Grace: I think I have changed as a person since I went on X Factor, but probably for the better. I think it humbled me and made me realise who and what matters and that everything is smoke and mirrors, and not as it seems. I think, I was a very, very broken, and not a very happy person after being on a TV show. It’s taken me a long time to recover from that. I wouldn’t say that it’s affected my morals, and I think it’s probably just made me more grateful for what I have. I’m also aware that things don’t always last, and I knew that when I got signed, I was like, “this isn’t going to last forever, so I take every moment as it comes and enjoy it.” I’ve always really been like that since I went on the show. When I did an arena tour, I thought to myself “you might never get to perform to 20,000 people in your life again, so enjoy it, don’t take it for granted”, and I think like that about everything now.
What does the perfect Friday night look like for Grace Davies?
Grace: Perfect Friday night? Hmm, a Chinese takeaway, Gogglebox on the telly, my friends, snacks, and just chill. I never went to Uni, I never went through a partying stage. I’m just like, get a takeaway, put the telly on and I’m happy!
Do you have any pet pet peeves?
Grace: Feet, I don’t like feet. Just generally.
Gabriela: What’s wrong with feet? What don’t you like about feet?
Grace: They’re just a bit creepy (laughs). Jamie Dornan for example. He’s the lead in 50 Shades of Grey, right? and he did this programme called The Fall. He’s honestly my celebrity crush, I’m in love with him. He’s so hot. But they showed his feet in The Fall, and they were horrendous, and it’s given me the ick, like, I can’t! (laughs).
Gabriela: No way! So, you feel like ugly feet could put you off a guy?
Grace: Yeah, it’s a big thing.
Gabriela: Jeez okay, no feet for Grace.
What’s one piece of advice you’d give to those who listen to you or follow your work?
Piece of advice for people who follow me, I guess that it does get better. When I write sad songs, I’m in that sad place, but when I release them, I’ve more than likely moved on from that part of my life, and I think if people can listen to a sad song and relate to it, just know that it doesn’t always feel like that.
Okay, and my last question is… are there any upcoming talent you love or any undiscovered musicians that you feel ASBO should have their eye on?
Yes, Dan Aura. He is actually one of my close friends, but I just think he is the next big thing, I really, really do. He’s a queer artist. He has a Troye Sivan, Conan Gray kind of sound, really, cool pop music. He’s just amazing and has just released an EP called Straight Boys and I’m obsessed. So, I would always recommend people to go and listen to him. He’s very, very unknown, completely brand new, so, yeah, definitely.
Listen / stream EP here.

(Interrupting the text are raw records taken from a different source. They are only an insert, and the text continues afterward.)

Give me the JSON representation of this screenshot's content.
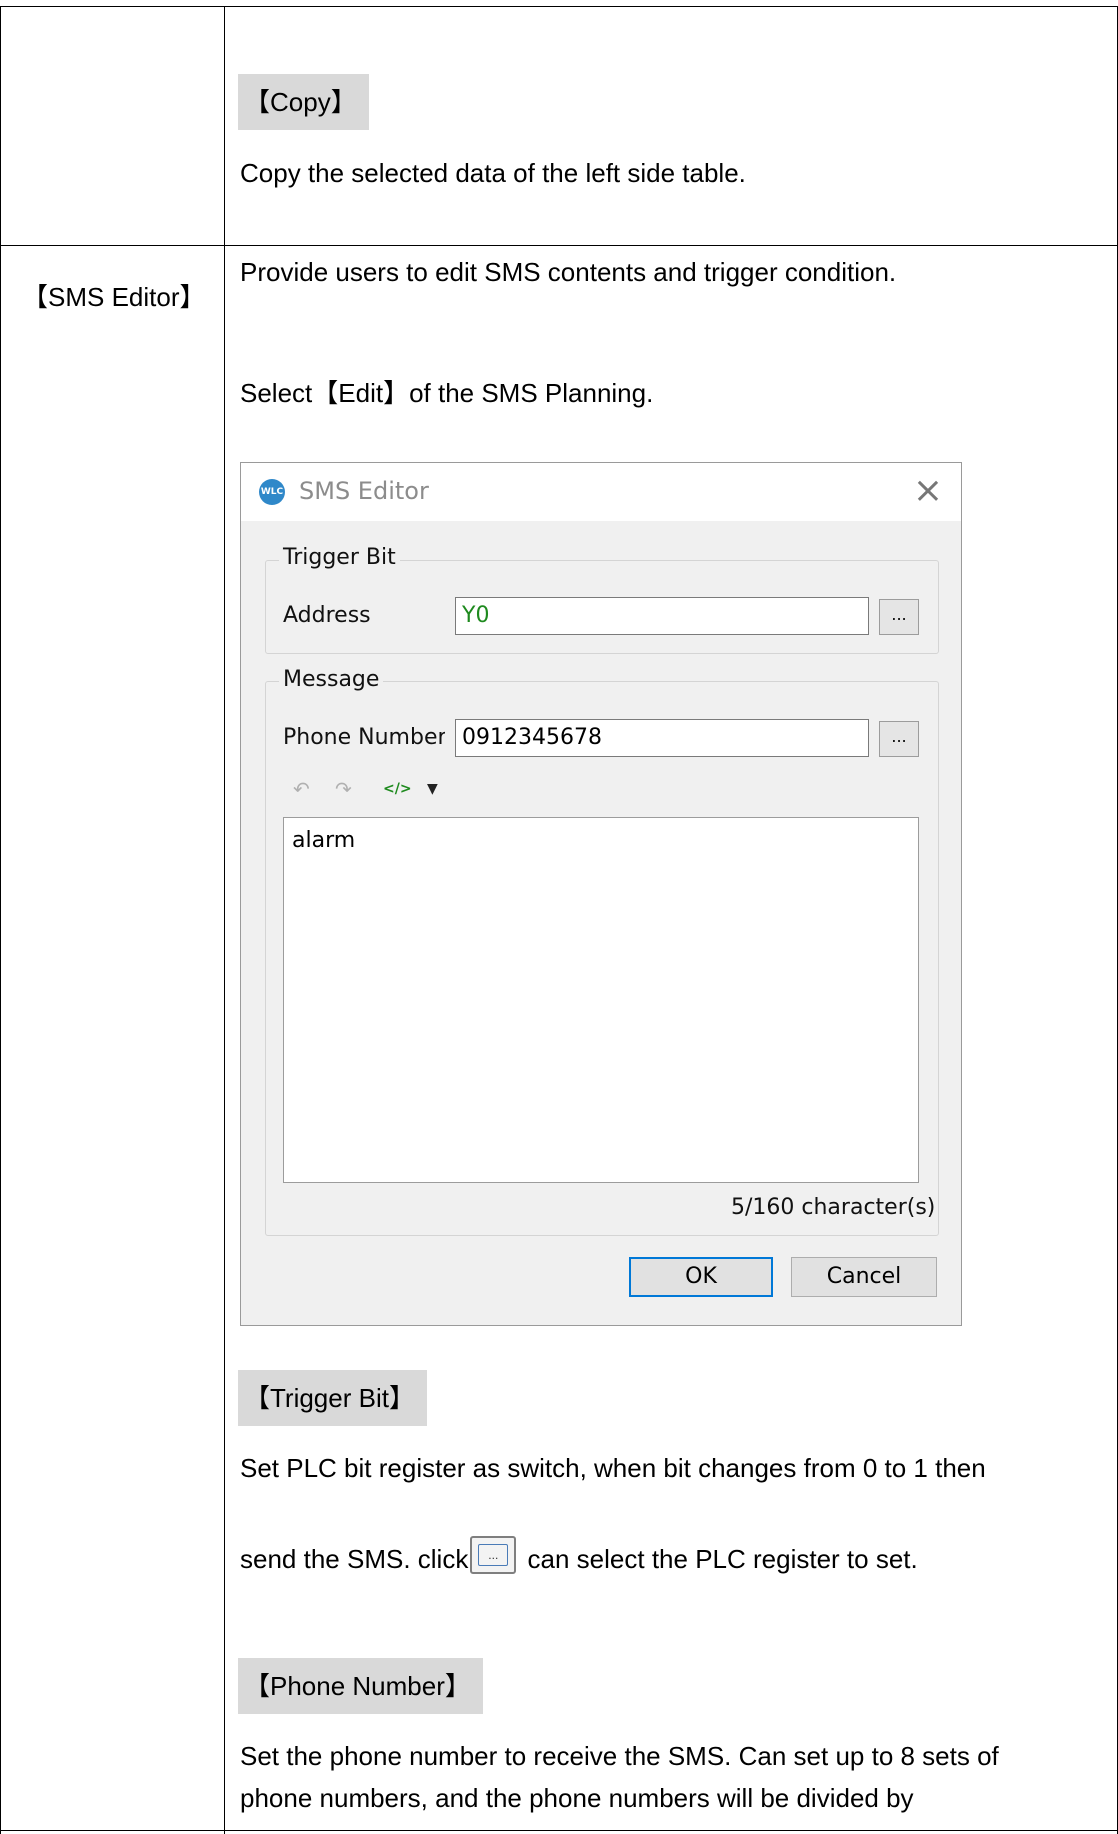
{
  "row1": {
    "tag": "【Copy】",
    "text": "Copy the selected data of the left side table."
  },
  "row2": {
    "label": "【SMS Editor】",
    "intro": "Provide users to edit SMS contents and trigger condition.",
    "select_line": "Select【Edit】of the SMS Planning.",
    "dialog": {
      "logo_text": "WLC",
      "title": "SMS Editor",
      "close_glyph": "×",
      "trigger_group": "Trigger Bit",
      "address_label": "Address",
      "address_value": "Y0",
      "address_value_color": "#1e8a1e",
      "browse_label": "...",
      "message_group": "Message",
      "phone_label": "Phone Number",
      "phone_value": "0912345678",
      "undo_icon": "undo-icon",
      "redo_icon": "redo-icon",
      "tag_icon_text": "</>",
      "message_text": "alarm",
      "counter": "5/160 character(s)",
      "ok_label": "OK",
      "cancel_label": "Cancel"
    },
    "trigger_tag": "【Trigger Bit】",
    "trigger_text_1": "Set PLC bit register as switch, when bit changes from 0 to 1 then",
    "trigger_text_2a": "send the SMS. click",
    "trigger_text_2b": " can select the PLC register to set.",
    "phone_tag": "【Phone Number】",
    "phone_text_1": "Set the phone number to receive the SMS. Can set up to 8 sets of",
    "phone_text_2": "phone numbers, and the phone numbers will be divided by"
  }
}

“Talk about taking our breath away, Grace Davies has us feeling it all.” – WONDERLAND
“A remarkable talent.” – THE SUNDAY TIMES
“[Grace Davies’] soulful pop vocals bring her poetic lyrics to life.” – MTV UK
“Pop perfection.” – HEATWORLD
Words: Gabriela Jimenez
Images: Press shots